After several years of continuity at the top of Retail Week’s Power List, 2012 is the second year in a row we’ve had a change in the number one slot.

After several years of continuity at the top of Retail Week’s Power List, 2012 is the second year in a row we’ve had a change in the number one slot.

The crowning of Sainsbury’s Justin King as retail’s most powerful figure is not so much a reflection on those he has leap-frogged to claim the top spot, but more to do with the stellar year the gregarious grocery boss has had.

The Power List is one of the most hotly debated publications we produce each year. In the run-up to the final discussion, we were inundated with tweets, emails and phone calls arguing for this personality or that. The debate that ensued among the Retail Week team was equally heated.

Much of it this year centred on the nature of power, where it lay and how it manifested itself in the ability of those on the list to shape the retail landscape.

Financial scale and customer base were important, as was the momentum that comes from a commercially successful 12 months. But just as significant was how that power was wielded, both to further respective businesses and to promote the cause of British retail in general. Retail remains a fiercely competitive sector, but it is also shaped by ­common causes and shared values. In such turbulent times, never has the need for the industry’s leaders to shape public policy and consumer sentiment been more important.

King’s coronation at the top of the list is a sign of these times. Not only has he led the company to a 10-year market share high, delivering sales and profits growth along the way, but he has successfully captured the consumer zeitgeist when so many others are still making sense of the rapidly changing customer landscape.

Moreover, alongside the likes of Lord Wolfson, Ian Cheshire and last year’s top dog, Charlie Mayfield, in public and in private, the Sainsbury’s boss has led the vanguard that has reflected the sector’s interests or shaped the debate.

The switch at the top isn’t the only noteworthy change from last year.

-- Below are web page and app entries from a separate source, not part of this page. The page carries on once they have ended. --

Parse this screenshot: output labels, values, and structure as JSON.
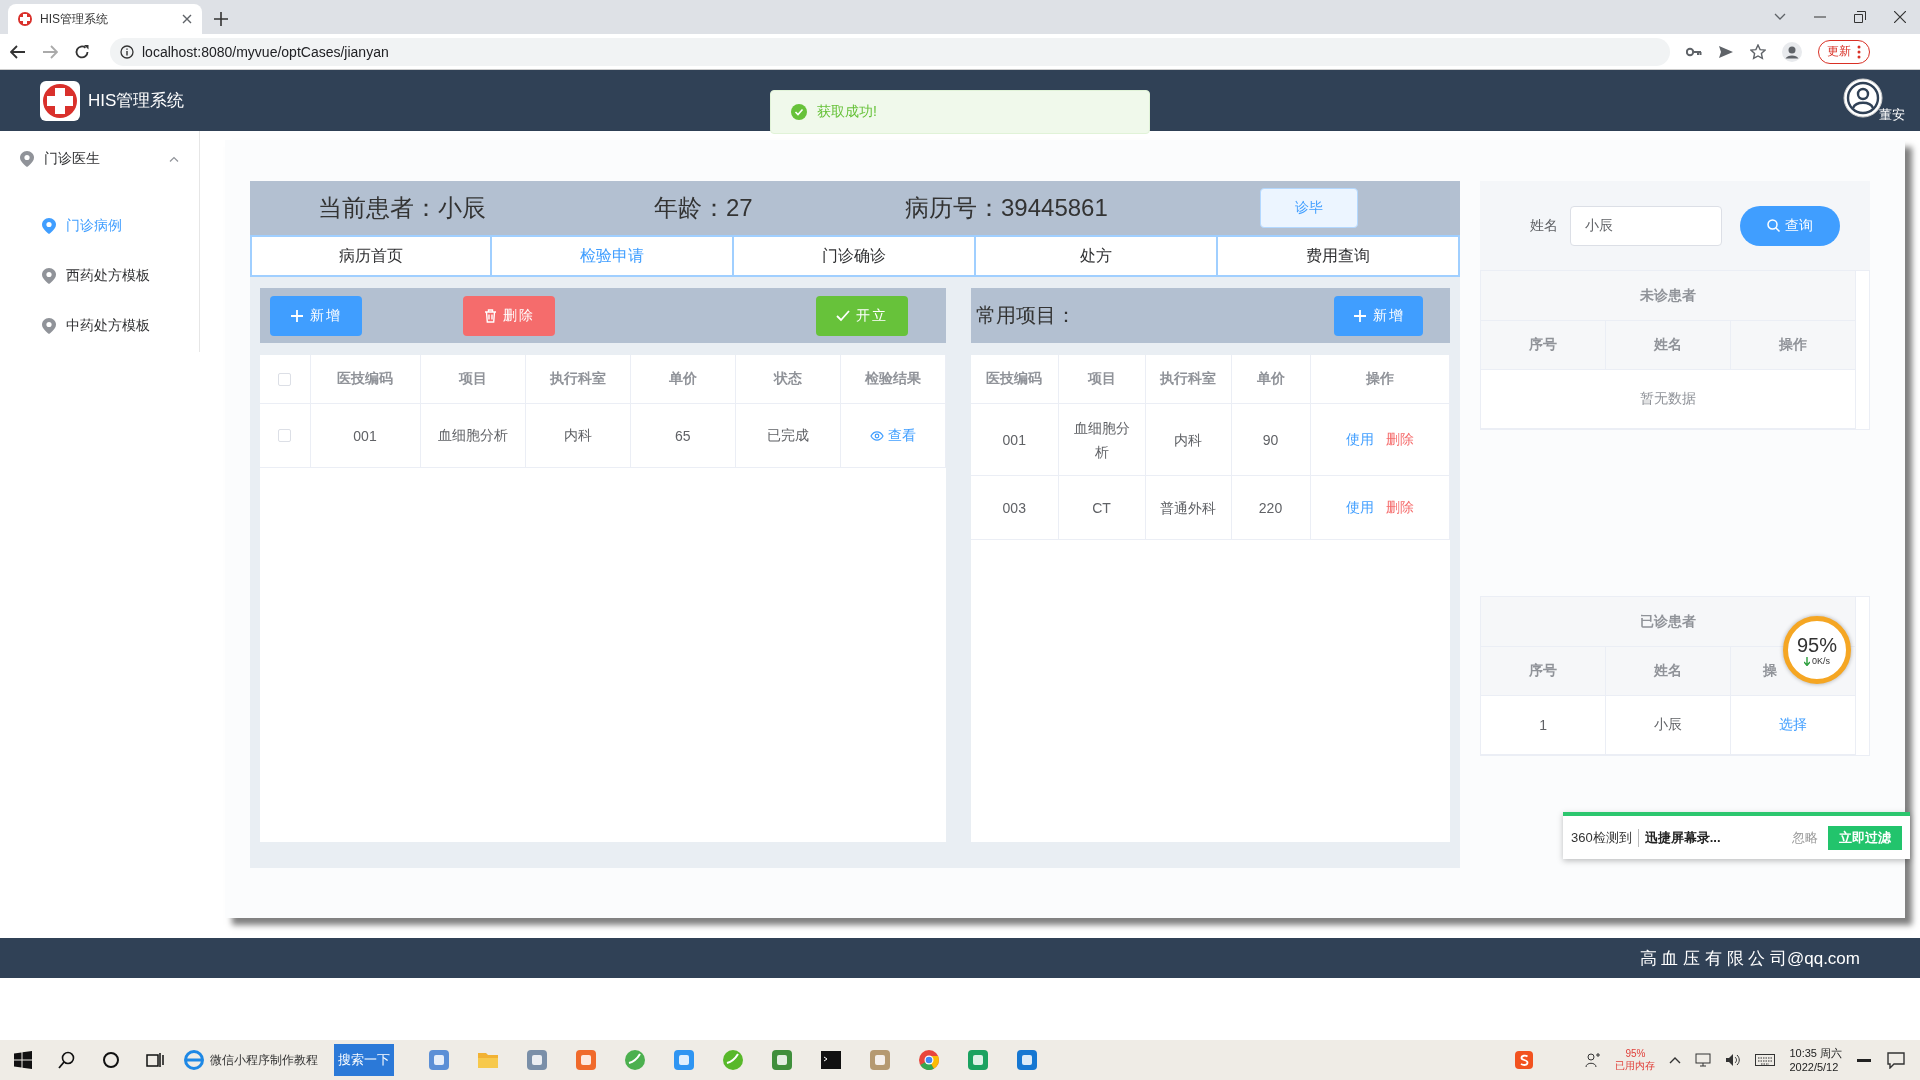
{
  "browser": {
    "tab_title": "HIS管理系统",
    "address": "localhost:8080/myvue/optCases/jianyan",
    "update_button": "更新"
  },
  "header": {
    "app_title": "HIS管理系统",
    "user_name": "董安"
  },
  "toast": {
    "message": "获取成功!"
  },
  "sidebar": {
    "group": {
      "label": "门诊医生",
      "expanded": true,
      "children": [
        {
          "label": "门诊病例",
          "selected": true
        },
        {
          "label": "西药处方模板",
          "selected": false
        },
        {
          "label": "中药处方模板",
          "selected": false
        }
      ]
    }
  },
  "patient_bar": {
    "patient": "当前患者：小辰",
    "age": "年龄：27",
    "record_no": "病历号：39445861",
    "finish_button": "诊毕"
  },
  "tabs": [
    {
      "label": "病历首页",
      "selected": false
    },
    {
      "label": "检验申请",
      "selected": true
    },
    {
      "label": "门诊确诊",
      "selected": false
    },
    {
      "label": "处方",
      "selected": false
    },
    {
      "label": "费用查询",
      "selected": false
    }
  ],
  "exam_panel": {
    "buttons": [
      {
        "kind": "add",
        "label": "新增"
      },
      {
        "kind": "delete",
        "label": "删除"
      },
      {
        "kind": "issue",
        "label": "开立"
      }
    ],
    "table": {
      "select_all_checked": false,
      "columns": [
        "医技编码",
        "项目",
        "执行科室",
        "单价",
        "状态",
        "检验结果"
      ],
      "rows": [
        {
          "checked": false,
          "cells": [
            "001",
            "血细胞分析",
            "内科",
            "65",
            "已完成"
          ],
          "action": "查看"
        }
      ]
    }
  },
  "common_panel": {
    "title": "常用项目：",
    "add_button": "新增",
    "table": {
      "columns": [
        "医技编码",
        "项目",
        "执行科室",
        "单价",
        "操作"
      ],
      "rows": [
        {
          "cells": [
            "001",
            "血细胞分析",
            "内科",
            "90"
          ],
          "actions": [
            "使用",
            "删除"
          ]
        },
        {
          "cells": [
            "003",
            "CT",
            "普通外科",
            "220"
          ],
          "actions": [
            "使用",
            "删除"
          ]
        }
      ]
    }
  },
  "search": {
    "label": "姓名",
    "value": "小辰",
    "button": "查询"
  },
  "waiting_table": {
    "title": "未诊患者",
    "columns": [
      "序号",
      "姓名",
      "操作"
    ],
    "empty_text": "暂无数据"
  },
  "done_table": {
    "title": "已诊患者",
    "columns": [
      "序号",
      "姓名",
      "操"
    ],
    "rows": [
      {
        "cells": [
          "1",
          "小辰"
        ],
        "action": "选择"
      }
    ]
  },
  "footer": {
    "text": "高 血 压 有 限 公 司@qq.com"
  },
  "speed_meter": {
    "percent": "95%",
    "rate": "0K/s"
  },
  "security_popup": {
    "source": "360检测到",
    "app": "迅捷屏幕录...",
    "ignore": "忽略",
    "action": "立即过滤"
  },
  "taskbar": {
    "search_box": "微信小程序制作教程",
    "search_button": "搜索一下",
    "memory_percent": "95%",
    "memory_label": "已用内存",
    "time": "10:35 周六",
    "date": "2022/5/12"
  }
}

The number of casualties and upsets on the high street in the past 12 months has led to some high-­profile exits from the list, such as Richard Brasher of Tesco. Meanwhile, the collective power of the disrupters – those businesses and personalities causing the rapid evolution of the sector – continues to mount.

Nothing demonstrates the scale of change in British retail more than the continuing rise of mould-breakers such as Jeff Bezos of Amazon and John Browett of Apple, while more traditional names fall away. Who’d bet against further change next year?